During his playing career, Mr. Zukerman recorded the major concerto repertoire for the bassoon for the Vox-Turnabout label with the renowned Wurttemberg Chamber Orchestra under the direction of Jörg Faerber. His European best-seller recording of Mozart, Weber and Stamitz concertos was reissued in 2003 in a special digitally re-mastered edition of “Bassoon Concerto Classics”.

He has recently published a new “retrospective” CD of works for bassoon and piano, consisting of recordings of radio broadcasts made on tour in Canada, Great Britain, Australia, New Zealand, Hong Kong and South Africa.

Both CDs are available here: 



As Artistic Director of White Rock Concerts he led the debt-free suburban concert series for 59 years, presenting a steady array of national and international soloists and ensembles to an enthusiastic sold-out audience.



Currently, under the aegis of Special Travel International [a boutique Vancouver based travel agency] George Zukerman is musical director for a series of classical music cruises on the great rivers of Europe. Trips on the Danube the Rhone and the Douro were completed last year. A musical tour of the Elbe from Prague to Berlin takes place in May 2018, and a return to the Danube is being planned for October, 2018.

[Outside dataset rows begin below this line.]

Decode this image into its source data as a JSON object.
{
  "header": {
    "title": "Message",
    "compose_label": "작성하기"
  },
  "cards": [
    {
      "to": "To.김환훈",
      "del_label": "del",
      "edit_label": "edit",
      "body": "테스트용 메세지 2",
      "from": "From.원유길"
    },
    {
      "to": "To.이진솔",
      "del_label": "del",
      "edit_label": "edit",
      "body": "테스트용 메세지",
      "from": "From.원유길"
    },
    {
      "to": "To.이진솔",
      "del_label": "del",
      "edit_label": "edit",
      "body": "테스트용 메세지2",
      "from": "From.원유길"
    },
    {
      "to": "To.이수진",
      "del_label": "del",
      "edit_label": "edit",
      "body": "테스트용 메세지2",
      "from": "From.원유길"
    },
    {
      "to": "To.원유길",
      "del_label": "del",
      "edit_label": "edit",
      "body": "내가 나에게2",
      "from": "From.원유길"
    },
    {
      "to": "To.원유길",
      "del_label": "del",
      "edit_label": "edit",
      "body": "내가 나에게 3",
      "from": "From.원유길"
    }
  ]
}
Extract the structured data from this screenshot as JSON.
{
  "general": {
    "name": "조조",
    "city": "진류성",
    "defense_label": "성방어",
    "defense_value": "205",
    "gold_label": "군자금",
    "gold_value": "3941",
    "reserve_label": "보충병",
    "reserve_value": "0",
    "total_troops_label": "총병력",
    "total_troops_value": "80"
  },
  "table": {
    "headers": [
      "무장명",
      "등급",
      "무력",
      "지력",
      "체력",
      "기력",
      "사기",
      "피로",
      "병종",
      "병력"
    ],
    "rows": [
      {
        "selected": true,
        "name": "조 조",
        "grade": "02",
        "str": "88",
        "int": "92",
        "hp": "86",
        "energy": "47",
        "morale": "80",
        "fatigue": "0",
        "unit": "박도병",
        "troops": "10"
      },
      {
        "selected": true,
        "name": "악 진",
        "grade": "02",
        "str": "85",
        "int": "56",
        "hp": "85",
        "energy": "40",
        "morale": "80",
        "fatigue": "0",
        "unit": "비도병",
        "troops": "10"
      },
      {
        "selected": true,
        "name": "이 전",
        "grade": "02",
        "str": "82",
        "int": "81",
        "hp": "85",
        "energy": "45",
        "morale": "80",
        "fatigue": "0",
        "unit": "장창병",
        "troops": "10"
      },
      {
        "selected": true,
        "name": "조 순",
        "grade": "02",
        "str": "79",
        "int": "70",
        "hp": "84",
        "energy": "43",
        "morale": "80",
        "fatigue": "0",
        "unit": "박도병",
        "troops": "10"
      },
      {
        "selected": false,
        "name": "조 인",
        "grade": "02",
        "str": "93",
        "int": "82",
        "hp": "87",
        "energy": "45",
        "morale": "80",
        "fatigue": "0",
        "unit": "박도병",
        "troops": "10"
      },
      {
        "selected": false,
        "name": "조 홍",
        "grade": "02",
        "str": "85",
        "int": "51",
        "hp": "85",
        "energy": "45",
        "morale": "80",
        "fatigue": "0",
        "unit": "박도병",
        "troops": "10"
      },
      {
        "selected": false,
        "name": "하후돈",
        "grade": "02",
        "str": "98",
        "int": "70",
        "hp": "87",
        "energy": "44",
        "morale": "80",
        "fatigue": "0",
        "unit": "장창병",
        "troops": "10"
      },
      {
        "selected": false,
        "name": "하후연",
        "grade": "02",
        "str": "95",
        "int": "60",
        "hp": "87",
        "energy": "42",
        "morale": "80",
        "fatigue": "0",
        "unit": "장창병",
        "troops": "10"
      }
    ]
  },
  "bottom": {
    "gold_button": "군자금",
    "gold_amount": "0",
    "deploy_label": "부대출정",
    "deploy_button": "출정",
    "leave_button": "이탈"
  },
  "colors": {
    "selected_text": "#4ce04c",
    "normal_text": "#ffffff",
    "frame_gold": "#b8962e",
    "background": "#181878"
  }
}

Renowned as one of Canada's best known musical raconteurs, George Zukerman can often be heard in CBC Broadcasts and interviews. Based on a lifetime of touring and involvement with concert organization he is compiling a book of fond memories, provisionally entitled “Bassoon as you are Ready”

He lives with his partner, violinist and teacher, Erika Bennedik, in White Rock/South Surrey, B.C. He can be reached at .